[Opening Given records section]

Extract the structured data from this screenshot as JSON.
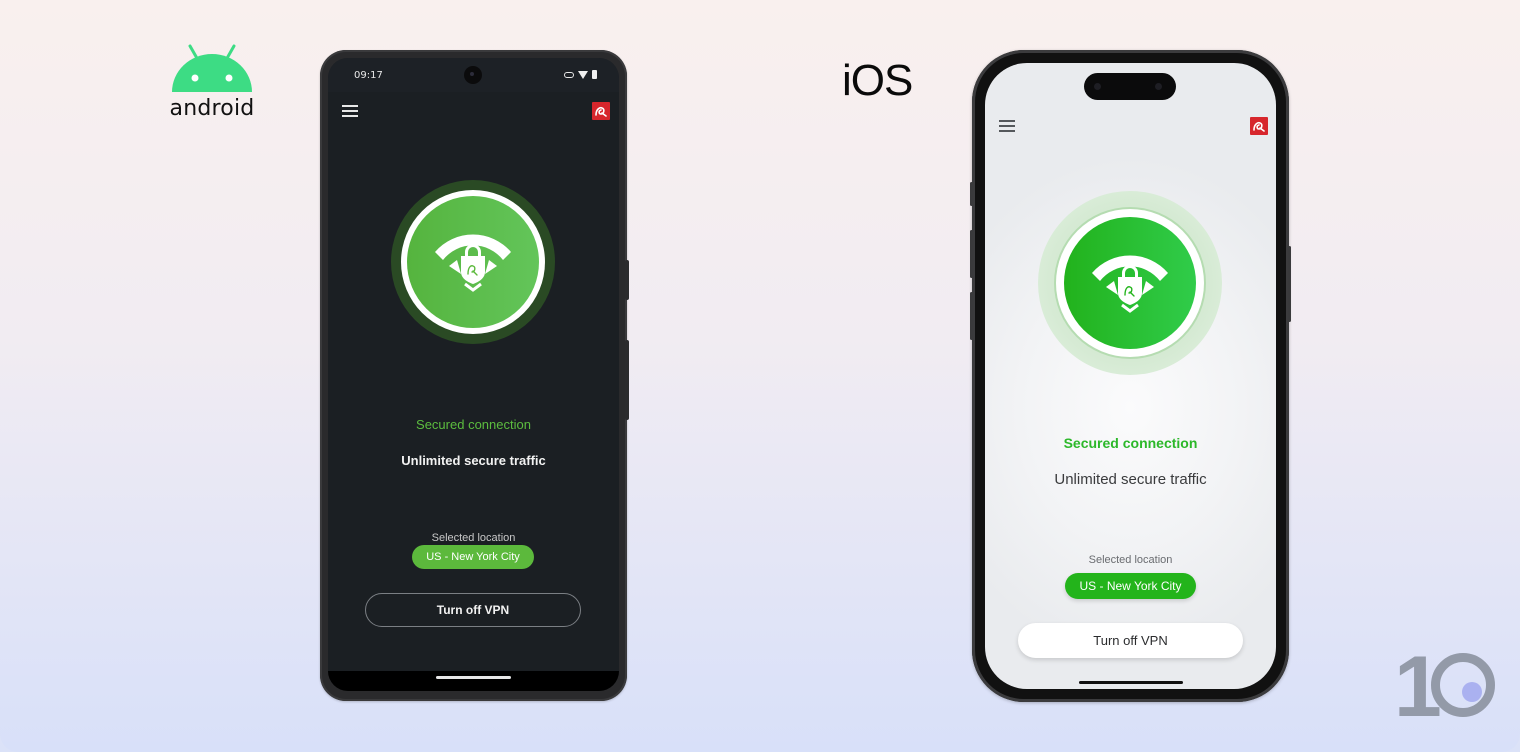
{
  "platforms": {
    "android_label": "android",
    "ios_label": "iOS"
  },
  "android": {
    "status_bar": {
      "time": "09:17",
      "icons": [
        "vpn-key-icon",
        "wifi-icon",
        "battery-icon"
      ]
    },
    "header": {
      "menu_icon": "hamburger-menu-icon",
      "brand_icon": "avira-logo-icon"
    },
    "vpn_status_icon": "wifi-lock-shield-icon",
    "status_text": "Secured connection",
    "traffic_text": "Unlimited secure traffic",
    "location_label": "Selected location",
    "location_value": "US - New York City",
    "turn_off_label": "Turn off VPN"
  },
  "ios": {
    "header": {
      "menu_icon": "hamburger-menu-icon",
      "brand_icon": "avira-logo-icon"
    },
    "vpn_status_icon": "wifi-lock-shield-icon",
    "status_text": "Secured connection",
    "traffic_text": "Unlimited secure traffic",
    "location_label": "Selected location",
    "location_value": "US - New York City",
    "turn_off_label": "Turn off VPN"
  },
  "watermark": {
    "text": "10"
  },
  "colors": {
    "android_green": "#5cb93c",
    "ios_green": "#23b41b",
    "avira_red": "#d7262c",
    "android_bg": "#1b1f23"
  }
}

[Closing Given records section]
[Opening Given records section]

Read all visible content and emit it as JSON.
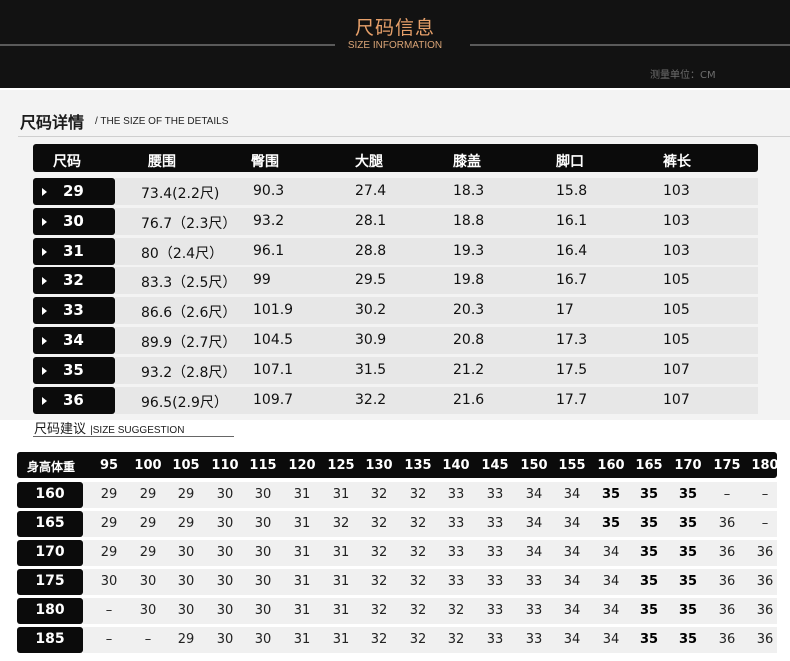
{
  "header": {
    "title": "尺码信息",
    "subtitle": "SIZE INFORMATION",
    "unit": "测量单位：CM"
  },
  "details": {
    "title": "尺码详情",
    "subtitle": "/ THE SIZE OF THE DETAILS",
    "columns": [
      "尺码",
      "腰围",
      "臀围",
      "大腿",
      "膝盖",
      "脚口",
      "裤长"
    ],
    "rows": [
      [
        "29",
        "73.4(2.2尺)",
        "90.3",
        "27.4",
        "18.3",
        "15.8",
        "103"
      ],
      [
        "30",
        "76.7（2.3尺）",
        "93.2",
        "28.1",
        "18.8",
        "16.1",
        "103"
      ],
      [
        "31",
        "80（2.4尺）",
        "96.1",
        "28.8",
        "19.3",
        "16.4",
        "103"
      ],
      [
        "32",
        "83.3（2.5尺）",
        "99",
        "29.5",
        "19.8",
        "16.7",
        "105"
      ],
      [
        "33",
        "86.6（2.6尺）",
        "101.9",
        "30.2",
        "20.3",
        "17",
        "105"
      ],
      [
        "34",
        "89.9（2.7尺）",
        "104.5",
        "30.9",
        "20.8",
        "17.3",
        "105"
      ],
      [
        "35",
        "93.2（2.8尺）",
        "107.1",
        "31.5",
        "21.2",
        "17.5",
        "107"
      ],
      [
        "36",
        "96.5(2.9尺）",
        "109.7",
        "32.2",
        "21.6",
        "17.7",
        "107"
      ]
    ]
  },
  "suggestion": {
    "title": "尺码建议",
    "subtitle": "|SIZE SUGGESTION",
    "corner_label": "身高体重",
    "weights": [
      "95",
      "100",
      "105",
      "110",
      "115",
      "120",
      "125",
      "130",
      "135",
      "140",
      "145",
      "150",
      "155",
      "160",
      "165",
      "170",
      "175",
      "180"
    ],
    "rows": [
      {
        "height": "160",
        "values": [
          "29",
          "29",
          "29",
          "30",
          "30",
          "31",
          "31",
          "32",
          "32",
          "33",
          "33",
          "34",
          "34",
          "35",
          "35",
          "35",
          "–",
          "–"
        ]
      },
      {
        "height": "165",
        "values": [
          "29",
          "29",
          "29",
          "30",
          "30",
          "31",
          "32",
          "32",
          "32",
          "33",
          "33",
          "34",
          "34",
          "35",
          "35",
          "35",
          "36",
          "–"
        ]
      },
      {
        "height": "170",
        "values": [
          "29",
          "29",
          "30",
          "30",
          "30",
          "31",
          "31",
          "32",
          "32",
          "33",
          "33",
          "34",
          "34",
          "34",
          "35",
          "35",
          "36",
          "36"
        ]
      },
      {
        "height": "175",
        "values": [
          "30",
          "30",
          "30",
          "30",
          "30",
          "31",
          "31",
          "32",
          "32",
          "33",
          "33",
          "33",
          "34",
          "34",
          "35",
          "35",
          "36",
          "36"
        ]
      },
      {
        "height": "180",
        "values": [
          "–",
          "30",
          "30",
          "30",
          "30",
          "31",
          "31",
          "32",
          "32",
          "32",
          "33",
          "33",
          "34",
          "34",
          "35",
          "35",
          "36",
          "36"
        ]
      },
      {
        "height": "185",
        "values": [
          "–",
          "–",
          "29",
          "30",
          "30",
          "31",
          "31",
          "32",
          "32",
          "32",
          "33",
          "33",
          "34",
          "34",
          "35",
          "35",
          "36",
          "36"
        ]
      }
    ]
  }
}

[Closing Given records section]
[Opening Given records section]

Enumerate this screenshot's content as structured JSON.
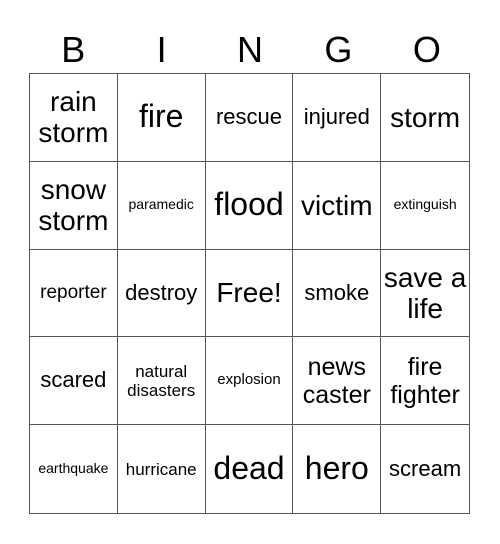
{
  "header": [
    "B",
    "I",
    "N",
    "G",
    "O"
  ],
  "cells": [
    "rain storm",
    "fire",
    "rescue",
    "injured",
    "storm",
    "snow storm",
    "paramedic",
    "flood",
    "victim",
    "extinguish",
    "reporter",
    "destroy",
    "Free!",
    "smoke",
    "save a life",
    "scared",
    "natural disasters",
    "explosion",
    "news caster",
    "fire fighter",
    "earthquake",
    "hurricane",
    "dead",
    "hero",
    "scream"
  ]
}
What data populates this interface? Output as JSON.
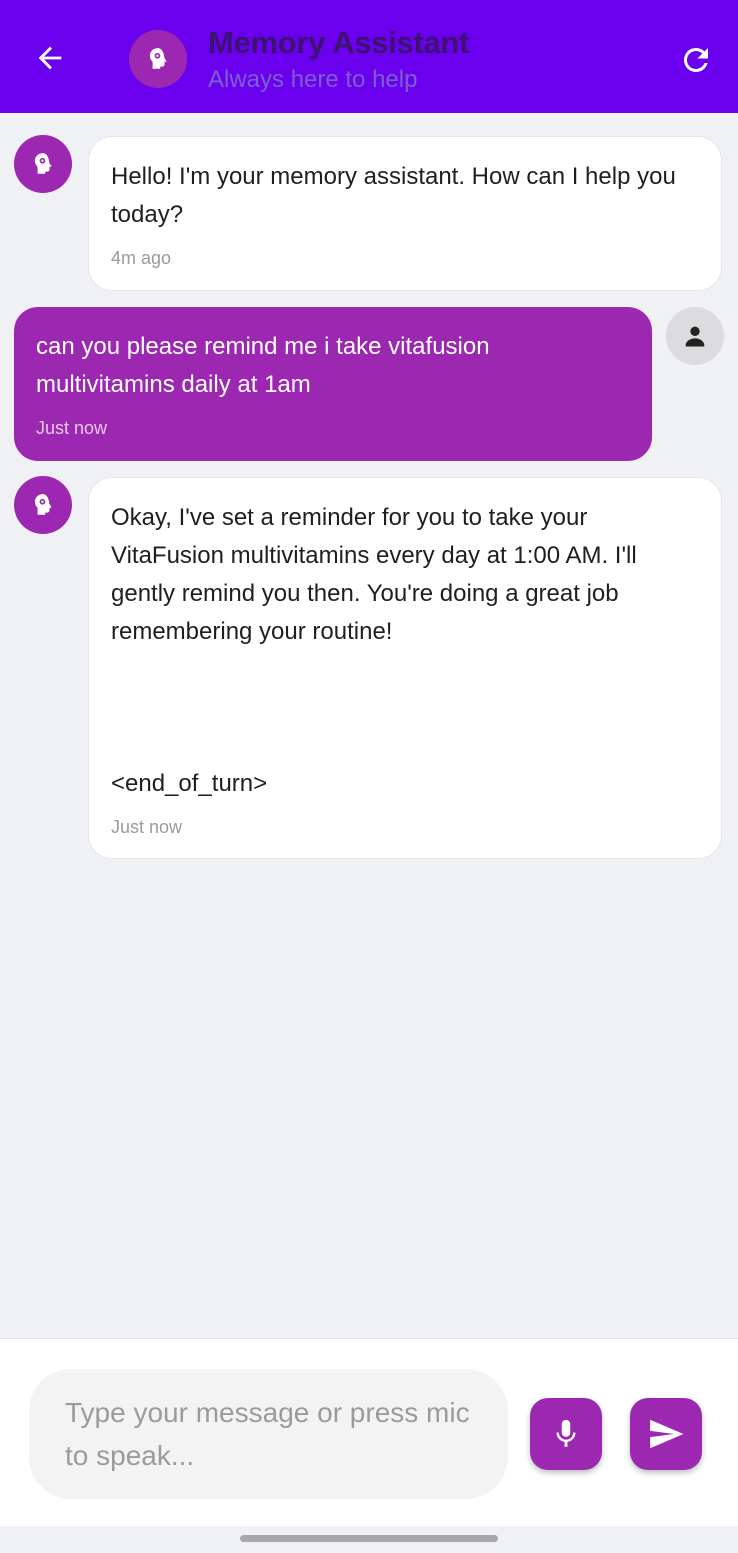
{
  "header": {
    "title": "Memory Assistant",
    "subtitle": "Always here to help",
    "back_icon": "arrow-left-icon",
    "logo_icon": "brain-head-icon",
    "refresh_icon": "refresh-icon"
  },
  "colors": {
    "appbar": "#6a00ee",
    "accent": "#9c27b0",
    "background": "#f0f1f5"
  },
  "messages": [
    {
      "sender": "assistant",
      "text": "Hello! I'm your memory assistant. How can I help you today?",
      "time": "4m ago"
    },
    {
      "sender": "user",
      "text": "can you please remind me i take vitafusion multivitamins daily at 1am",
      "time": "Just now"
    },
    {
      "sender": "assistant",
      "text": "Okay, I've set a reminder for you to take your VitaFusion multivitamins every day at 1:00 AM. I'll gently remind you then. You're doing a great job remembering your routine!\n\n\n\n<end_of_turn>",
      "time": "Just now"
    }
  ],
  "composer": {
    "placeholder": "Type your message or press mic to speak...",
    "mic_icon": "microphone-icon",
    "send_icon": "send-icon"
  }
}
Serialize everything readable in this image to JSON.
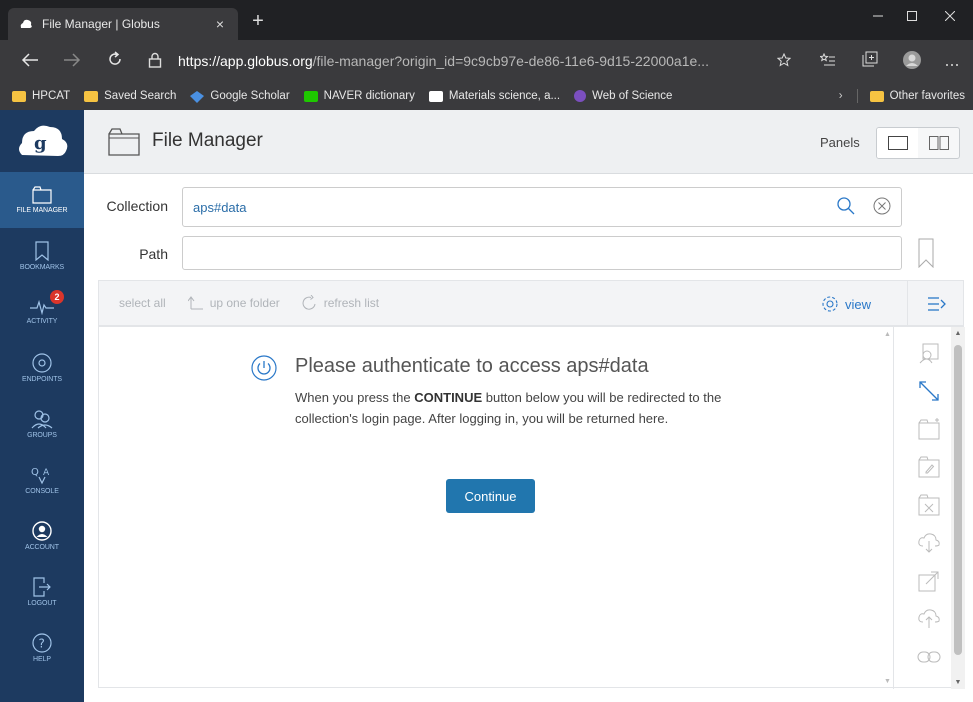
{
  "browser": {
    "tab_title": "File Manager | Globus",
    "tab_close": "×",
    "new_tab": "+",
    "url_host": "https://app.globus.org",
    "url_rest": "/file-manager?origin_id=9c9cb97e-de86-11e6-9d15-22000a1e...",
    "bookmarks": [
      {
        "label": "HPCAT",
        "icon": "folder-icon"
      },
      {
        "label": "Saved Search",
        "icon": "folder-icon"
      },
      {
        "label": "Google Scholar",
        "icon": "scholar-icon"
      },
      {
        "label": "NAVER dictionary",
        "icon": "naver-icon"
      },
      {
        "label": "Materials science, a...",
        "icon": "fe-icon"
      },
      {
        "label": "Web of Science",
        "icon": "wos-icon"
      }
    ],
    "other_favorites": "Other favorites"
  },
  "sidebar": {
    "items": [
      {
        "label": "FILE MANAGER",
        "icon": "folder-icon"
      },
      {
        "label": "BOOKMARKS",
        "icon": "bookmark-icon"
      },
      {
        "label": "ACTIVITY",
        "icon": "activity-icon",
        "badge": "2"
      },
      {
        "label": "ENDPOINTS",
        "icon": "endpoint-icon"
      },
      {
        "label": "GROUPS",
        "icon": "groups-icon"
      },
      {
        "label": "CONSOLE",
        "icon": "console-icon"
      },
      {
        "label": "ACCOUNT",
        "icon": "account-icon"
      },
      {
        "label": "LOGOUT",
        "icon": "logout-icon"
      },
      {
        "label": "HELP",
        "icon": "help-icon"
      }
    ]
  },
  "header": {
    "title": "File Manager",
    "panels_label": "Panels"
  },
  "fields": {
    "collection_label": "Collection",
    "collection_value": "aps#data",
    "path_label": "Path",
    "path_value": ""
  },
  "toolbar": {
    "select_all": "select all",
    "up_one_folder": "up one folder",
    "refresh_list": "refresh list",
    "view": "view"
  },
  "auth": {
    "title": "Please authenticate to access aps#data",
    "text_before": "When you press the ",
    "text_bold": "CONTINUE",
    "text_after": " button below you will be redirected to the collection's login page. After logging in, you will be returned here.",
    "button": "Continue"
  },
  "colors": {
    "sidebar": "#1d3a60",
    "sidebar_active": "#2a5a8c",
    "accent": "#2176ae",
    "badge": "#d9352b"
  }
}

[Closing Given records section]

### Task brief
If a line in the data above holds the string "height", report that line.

### The answer
        "height": "160",
        "height": "165",
        "height": "170",
        "height": "175",
        "height": "180",
        "height": "185",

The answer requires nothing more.